Fragmented commentary extracted from What Kind of Thinker Believes in God? by Matthew Hutson

That’s interesting and I have to admit that I “intuitively” answered 10¢ for the first one but after a moment of reflection, changed it to the correct answer. With the other two questions, I quickly deduced the correct answers. I’ll agree with the premise that my score indicates a tendency to reflect on spontaneous (intuitive thoughts) and I’ll tentatively consider that it may also indicate a lower religious belief or a belief in God.

I will say that I do not follow the Western (Judeo-Christian) manifestation of God as an omnipotent, all-knowing, anthropomorphic deity who sits in judgement of us, demanding that we love and fear him. My concept of the Divine (God) is more influenced by Eastern philosophies (the Vedas, Hinduism, Taoism, and Buddhism). My idea is that the Divine is the ultimate source of everything, the energy that powers it and the consciousness that guides it. It’s essence is contained in everything. It is beyond name and form and is not an object of worship. God does not do things on our behalf, smite the wicked, or sit in judgement. God is the witness. I have not fully accepted this concept but I’m open to the possibilities it holds.

In my study of yoga, Eastern philosophy and Vedic texts, I’m learning to put more trust in my intuition and my instincts. I don’t see intuition as God acting through me but as listening to my own divine nature, something that is part of my intelligence, not separate from it. I lean toward the tantric concepts of non-duality and the ideas that we are all connected and we are not separate from God.


StopWe always have choices and we make them every minute of every day. Every action we take, every word we speak, every thought we think, is a choice.

We can choose…

  • to be empowered or to be victims.
  • to love or to hate.
  • to be free or to live in fear.
  • to do what is right or to do what is convenient.
  • to open our hearts or to close our minds.
  • to gain knowledge or to remain ignorant.
  • to feel empathy or to feel indifference.
  • to be who we are or to be what others want us to be.
  • to accept change as inevitable or to stubbornly cling to the past.
  • to live in the light or to cower in darkness.
  • to walk your own path or to blindly follow one laid out for you.

“Believe nothing just because a so-called wise person said it. Believe nothing just because a belief is generally held. Believe nothing just because it is said in ancient books. Believe nothing just because it is said to be of divine origin. Believe nothing just because someone else believes it. Believe only what you yourself test and judge to be true.” — The Buddha

“Question everything.” — The Science Channel

Educating our children

Give your children your love, but don’t give your ideologies. Don’t make them Catholics and communists; that is poisoning them. Don’t make them Hindus and Jainas and Buddhists; that is very destructive. Give your love, give your loving nourishment, and give them strength enough to inquire who they are, what this reality is all about. Give them every support so they can go on in life with an adventurous spirit. Then you are helping them; then you are really educating them.
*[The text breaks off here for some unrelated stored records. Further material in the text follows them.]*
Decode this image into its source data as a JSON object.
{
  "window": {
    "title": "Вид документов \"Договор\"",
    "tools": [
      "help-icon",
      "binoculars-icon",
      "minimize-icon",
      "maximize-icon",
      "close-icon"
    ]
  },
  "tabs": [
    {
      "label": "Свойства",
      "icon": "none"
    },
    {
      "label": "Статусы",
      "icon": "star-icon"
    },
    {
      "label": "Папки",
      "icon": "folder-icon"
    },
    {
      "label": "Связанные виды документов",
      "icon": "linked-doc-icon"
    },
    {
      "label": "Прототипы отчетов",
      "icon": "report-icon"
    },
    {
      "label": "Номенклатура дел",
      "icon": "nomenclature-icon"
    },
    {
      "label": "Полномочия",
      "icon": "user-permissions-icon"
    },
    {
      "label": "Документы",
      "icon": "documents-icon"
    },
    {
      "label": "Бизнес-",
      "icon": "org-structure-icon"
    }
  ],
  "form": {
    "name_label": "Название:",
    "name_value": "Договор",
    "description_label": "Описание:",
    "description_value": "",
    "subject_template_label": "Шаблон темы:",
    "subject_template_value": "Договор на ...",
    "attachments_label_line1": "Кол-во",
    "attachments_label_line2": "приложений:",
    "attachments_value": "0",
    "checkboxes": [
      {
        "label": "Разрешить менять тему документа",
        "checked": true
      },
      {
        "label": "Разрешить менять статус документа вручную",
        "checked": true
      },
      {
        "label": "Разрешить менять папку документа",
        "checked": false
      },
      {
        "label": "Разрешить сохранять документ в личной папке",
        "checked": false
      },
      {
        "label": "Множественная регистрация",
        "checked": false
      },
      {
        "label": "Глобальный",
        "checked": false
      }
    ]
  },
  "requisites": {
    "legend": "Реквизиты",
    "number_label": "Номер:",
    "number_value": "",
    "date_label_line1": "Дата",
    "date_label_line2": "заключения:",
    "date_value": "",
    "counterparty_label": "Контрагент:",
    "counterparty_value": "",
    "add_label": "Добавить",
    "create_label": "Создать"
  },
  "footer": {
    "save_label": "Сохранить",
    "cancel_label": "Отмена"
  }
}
Ordinarily, whatsoever exists in the name of education is nothing but mis-education. Real education is helping the person to be himself. It is possible only if you love the person for his own sake, for no other motive. If there is a motive, your love is contaminated. Then you are not a real father or a real mother.
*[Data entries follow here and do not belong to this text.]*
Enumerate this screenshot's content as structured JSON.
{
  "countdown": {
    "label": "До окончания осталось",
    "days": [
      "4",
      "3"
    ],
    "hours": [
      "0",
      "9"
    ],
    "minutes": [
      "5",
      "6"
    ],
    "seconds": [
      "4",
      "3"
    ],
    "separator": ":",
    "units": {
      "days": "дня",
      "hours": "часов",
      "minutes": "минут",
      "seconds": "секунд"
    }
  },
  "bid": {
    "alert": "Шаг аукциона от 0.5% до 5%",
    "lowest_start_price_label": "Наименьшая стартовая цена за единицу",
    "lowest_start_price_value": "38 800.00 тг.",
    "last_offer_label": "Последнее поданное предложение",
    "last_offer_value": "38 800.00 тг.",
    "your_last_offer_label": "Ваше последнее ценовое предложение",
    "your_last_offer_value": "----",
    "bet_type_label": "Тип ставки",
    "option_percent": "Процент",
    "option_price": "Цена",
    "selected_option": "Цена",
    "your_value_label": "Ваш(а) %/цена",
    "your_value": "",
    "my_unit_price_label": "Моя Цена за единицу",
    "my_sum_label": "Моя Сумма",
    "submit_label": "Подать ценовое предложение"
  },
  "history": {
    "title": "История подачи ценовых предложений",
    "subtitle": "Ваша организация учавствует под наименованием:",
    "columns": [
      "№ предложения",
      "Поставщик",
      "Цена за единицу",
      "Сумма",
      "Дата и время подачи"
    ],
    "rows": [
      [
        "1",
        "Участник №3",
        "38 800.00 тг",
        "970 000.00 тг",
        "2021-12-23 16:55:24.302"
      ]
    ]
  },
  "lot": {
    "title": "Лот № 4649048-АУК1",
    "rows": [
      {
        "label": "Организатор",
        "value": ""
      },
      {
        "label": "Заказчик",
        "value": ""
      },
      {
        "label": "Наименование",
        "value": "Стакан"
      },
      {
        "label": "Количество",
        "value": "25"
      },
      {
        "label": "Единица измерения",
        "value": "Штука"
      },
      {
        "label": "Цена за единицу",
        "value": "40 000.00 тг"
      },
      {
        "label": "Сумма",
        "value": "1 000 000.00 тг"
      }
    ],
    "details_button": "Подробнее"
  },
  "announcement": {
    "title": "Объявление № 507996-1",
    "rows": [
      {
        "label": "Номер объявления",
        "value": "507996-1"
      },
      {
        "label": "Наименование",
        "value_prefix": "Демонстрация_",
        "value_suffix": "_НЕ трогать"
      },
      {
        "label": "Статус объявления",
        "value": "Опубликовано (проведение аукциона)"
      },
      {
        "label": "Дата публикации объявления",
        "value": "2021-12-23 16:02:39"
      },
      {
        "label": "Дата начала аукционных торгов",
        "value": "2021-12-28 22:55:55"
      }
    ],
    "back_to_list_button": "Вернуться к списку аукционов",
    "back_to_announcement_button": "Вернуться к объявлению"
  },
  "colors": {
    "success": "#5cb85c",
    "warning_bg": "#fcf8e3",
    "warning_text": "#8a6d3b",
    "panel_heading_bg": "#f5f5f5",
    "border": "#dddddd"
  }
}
Just think how different the world would be if we didn’t pass down our ideologies and dogmas. We need to give them the tools they need to think and act on their own, to do what’s right for themselves, for others, and the world, to act rationally, responsibly and compassionately. That’s so much better than passing on our prejudices, our ignorance, and our hate.